Gradual weight-loss is preferable to rapid weight-loss. It is better to make gradual changes that can be maintained over time, resulting in gradual weight-loss. Ideally, you should not try to lose more than one to two pounds per week.

Here are tips to help change a family’s lifestyle, nutrition habits and activity level:


Eat as a family.

Slow down the eating process.

Have special family time that is physically active.

Limit eating out or getting take-out food.

Pack lunch for school instead of buying lunch.

Do not have a television in the child’s bedroom.

Limit computer time to a maximum of 1-2 hours per day.

Do not eat in front of the television.

Do not use food as a reward.


Eat healthy, well balanced meals and snacks.

Plan meals and snacks in advance.

Offer the child a choice of healthy foods to eat.
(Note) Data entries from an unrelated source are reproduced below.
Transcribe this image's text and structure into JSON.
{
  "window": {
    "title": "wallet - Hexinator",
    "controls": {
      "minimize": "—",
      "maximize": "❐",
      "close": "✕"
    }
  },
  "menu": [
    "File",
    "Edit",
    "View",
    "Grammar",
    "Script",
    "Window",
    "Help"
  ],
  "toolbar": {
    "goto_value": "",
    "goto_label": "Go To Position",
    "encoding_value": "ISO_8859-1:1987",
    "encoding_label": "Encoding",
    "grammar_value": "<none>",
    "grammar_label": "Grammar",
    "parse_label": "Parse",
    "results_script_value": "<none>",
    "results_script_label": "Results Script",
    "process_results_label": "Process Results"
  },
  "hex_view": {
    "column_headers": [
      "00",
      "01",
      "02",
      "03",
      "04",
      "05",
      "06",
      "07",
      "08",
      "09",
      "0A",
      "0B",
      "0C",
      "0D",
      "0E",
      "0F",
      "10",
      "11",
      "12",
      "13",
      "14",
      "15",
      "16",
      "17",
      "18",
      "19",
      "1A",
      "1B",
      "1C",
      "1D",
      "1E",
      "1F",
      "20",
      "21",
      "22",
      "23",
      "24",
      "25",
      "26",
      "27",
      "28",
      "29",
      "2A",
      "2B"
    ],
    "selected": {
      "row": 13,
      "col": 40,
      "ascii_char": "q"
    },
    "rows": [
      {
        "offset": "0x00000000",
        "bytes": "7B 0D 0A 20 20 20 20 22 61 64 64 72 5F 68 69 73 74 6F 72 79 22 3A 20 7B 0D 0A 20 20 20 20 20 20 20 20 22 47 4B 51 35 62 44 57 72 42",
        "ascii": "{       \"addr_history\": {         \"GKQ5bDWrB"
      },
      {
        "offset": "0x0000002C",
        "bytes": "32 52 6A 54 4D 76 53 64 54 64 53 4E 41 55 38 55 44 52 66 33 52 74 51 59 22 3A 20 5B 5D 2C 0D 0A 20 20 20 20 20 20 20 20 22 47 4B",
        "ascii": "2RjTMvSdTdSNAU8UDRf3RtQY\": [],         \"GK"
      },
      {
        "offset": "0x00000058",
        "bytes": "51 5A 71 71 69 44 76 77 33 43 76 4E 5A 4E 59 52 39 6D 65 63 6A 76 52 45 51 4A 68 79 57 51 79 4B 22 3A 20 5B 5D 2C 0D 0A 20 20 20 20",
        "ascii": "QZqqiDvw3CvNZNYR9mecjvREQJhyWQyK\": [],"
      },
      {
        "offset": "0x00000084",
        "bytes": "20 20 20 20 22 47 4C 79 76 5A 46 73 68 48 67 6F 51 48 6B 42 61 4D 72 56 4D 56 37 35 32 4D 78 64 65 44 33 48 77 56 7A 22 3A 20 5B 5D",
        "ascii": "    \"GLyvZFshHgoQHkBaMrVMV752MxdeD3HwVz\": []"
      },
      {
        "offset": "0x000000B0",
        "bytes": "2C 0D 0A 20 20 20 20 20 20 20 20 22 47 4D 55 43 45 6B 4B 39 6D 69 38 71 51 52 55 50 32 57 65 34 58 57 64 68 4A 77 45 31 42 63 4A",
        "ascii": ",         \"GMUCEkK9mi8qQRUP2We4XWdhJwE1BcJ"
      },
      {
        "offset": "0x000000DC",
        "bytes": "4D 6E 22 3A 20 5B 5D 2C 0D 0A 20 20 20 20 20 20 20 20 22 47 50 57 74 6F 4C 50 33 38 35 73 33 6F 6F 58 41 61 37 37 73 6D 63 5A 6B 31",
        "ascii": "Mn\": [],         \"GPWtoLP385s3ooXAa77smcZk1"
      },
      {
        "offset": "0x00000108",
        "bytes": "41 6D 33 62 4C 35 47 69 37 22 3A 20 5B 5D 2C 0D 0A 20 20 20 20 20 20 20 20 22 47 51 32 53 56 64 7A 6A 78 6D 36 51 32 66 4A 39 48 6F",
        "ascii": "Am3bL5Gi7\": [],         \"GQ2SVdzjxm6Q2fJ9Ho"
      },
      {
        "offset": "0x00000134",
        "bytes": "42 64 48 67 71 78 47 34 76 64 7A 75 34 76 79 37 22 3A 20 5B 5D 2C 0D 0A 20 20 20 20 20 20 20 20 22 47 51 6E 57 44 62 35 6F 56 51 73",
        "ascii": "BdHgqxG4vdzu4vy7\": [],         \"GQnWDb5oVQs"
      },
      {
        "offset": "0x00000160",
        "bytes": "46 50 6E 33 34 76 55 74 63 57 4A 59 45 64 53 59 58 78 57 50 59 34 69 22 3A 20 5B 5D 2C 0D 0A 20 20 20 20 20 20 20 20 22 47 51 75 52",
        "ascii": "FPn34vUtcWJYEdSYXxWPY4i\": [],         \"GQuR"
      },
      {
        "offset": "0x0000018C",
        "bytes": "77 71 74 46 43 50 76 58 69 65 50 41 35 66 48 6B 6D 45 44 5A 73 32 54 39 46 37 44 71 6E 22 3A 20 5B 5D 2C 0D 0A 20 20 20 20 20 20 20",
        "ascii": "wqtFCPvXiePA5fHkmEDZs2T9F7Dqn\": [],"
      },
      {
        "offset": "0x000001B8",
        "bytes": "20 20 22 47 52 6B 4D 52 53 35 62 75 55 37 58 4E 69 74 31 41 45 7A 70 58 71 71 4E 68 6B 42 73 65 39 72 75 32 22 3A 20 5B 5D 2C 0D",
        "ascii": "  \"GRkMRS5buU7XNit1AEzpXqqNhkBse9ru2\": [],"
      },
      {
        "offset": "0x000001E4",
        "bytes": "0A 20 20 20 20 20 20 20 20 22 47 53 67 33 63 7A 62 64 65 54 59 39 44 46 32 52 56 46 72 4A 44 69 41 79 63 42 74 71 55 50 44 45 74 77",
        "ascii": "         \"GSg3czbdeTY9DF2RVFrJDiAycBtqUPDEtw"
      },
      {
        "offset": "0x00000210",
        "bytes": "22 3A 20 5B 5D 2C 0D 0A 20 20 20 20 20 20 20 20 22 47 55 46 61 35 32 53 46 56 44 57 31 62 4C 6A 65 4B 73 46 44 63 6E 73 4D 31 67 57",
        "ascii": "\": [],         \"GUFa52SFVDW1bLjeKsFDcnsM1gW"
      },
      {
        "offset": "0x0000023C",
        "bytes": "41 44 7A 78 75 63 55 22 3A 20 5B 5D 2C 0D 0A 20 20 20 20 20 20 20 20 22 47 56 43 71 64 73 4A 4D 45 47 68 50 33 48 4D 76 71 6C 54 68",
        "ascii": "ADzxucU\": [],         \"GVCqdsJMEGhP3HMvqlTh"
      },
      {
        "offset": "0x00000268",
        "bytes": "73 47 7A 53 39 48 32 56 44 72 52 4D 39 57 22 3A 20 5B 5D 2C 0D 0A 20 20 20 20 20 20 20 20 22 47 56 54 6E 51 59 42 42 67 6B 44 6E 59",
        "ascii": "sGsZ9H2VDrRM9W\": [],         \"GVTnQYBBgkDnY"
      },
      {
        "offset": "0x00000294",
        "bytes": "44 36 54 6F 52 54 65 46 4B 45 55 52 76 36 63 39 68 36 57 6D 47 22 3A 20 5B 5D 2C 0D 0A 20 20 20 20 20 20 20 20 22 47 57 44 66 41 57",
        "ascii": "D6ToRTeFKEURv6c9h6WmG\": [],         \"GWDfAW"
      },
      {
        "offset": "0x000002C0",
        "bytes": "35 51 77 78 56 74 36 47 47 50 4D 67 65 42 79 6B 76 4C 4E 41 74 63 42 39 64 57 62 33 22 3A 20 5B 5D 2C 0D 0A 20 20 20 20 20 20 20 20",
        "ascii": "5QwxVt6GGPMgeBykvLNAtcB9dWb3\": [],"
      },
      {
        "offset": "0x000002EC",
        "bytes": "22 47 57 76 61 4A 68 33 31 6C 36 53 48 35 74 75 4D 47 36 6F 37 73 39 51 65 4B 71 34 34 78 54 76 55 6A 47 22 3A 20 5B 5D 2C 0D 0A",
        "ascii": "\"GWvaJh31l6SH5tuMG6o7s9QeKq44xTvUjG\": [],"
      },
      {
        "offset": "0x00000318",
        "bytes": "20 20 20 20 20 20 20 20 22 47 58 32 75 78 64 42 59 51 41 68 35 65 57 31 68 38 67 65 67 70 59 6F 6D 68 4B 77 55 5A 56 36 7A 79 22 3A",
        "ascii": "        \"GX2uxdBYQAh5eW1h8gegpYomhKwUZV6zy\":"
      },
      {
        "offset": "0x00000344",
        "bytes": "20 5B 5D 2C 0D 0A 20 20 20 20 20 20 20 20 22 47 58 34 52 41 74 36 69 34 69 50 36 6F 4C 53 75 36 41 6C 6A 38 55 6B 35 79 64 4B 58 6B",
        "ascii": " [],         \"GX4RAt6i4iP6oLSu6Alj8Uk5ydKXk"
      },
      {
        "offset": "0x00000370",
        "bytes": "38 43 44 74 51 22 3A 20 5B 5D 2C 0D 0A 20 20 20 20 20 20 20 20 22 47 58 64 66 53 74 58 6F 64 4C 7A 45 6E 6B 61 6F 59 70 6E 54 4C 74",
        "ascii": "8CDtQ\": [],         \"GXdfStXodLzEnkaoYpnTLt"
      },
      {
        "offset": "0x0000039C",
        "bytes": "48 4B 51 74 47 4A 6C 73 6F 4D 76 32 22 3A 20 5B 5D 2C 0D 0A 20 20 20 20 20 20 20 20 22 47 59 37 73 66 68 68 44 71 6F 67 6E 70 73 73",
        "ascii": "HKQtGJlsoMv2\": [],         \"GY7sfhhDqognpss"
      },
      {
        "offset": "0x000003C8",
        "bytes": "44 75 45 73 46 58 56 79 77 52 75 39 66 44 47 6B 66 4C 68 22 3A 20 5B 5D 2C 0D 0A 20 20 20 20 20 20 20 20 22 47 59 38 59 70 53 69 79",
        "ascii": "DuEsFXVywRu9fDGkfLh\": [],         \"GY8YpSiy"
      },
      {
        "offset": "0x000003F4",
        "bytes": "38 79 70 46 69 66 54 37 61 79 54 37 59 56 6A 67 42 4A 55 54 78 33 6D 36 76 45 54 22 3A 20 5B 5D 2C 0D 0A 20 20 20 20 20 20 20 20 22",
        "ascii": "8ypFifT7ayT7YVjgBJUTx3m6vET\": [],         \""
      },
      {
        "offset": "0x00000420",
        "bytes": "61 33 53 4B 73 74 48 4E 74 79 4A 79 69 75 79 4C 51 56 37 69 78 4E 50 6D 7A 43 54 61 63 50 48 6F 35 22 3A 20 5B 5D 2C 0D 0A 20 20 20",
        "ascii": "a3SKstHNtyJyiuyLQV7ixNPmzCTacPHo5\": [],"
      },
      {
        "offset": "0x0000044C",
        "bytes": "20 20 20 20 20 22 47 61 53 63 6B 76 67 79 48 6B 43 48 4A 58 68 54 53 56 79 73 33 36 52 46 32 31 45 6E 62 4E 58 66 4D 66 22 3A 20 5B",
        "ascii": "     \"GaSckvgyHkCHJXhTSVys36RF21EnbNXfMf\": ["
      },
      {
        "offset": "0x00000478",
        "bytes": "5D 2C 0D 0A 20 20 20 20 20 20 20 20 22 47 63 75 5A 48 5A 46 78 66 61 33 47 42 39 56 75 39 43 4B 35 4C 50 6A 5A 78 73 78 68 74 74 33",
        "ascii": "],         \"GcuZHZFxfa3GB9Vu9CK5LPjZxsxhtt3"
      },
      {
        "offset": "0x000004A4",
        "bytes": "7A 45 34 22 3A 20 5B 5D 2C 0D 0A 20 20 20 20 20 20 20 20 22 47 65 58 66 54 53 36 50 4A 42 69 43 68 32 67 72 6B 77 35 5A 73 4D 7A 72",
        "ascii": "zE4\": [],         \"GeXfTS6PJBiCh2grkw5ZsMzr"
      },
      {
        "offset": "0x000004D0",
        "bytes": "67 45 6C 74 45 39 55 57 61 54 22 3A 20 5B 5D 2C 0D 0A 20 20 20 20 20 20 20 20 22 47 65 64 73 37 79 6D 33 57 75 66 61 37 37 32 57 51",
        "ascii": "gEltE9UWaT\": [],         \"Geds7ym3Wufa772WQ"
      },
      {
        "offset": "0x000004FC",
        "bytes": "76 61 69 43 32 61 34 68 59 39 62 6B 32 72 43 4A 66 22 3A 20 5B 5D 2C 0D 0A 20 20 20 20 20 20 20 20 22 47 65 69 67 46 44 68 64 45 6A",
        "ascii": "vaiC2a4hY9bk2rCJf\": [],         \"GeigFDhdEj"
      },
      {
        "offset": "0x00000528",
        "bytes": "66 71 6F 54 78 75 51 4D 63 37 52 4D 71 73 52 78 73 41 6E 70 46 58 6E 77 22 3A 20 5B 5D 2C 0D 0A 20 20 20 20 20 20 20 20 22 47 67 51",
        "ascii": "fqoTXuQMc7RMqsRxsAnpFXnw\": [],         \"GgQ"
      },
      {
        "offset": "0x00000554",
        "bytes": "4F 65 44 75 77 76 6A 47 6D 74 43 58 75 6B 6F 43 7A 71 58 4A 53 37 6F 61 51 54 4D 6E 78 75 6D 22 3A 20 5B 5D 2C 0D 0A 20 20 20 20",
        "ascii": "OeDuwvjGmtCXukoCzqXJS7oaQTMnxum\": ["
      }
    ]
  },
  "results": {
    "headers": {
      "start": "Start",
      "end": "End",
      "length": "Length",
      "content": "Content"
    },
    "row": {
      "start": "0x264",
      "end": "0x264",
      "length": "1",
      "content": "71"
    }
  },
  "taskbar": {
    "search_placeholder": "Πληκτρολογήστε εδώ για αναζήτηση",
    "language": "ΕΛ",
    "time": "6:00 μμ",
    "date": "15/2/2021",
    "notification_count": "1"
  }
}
Limit intake of calories from beverages.

Eat appropriate portion size for the child’s age.

Limit calorically dense foods (i.e. high fat, high sugary foods).

Limit treats, but do not eliminate them.

Physical Activity

Encourage daily physical activity.

Have a variety of physical activities that can be done.

Be physically active with others. Limit sedentary activity.

Three Major Areas Treatment

Treatment of pediatric obesity needs to focus on three major areas: lifestyle, nutrition and physical activity.

Medications and Childhood Obesity

There are a number of medications both over-the-counter and prescription that are available for the treatment of obesity. These are not frequently used in the initial phase of treatment of pediatric obesity; however, the primary treatment modality is behavior modification and nutritional lifestyle changes.

Surgery and Treating Childhood Obesity

Bariatric surgery (weight-loss surgery) for adults with severe obesity is now being done with increased frequency. This surgery is safe and effective, but is to be used only for those with morbid obesity who meet specific criteria. At this time bariatric surgery should be considered investigational and should only be done in institutions with a comprehensive pediatric weight management program and by surgeons experienced with this type of surgery in children.

For More Information/Presentations on Childhood Obesity–—


Jo Dee Baer | Certified health Coach | jodee@healthcoachjodee.com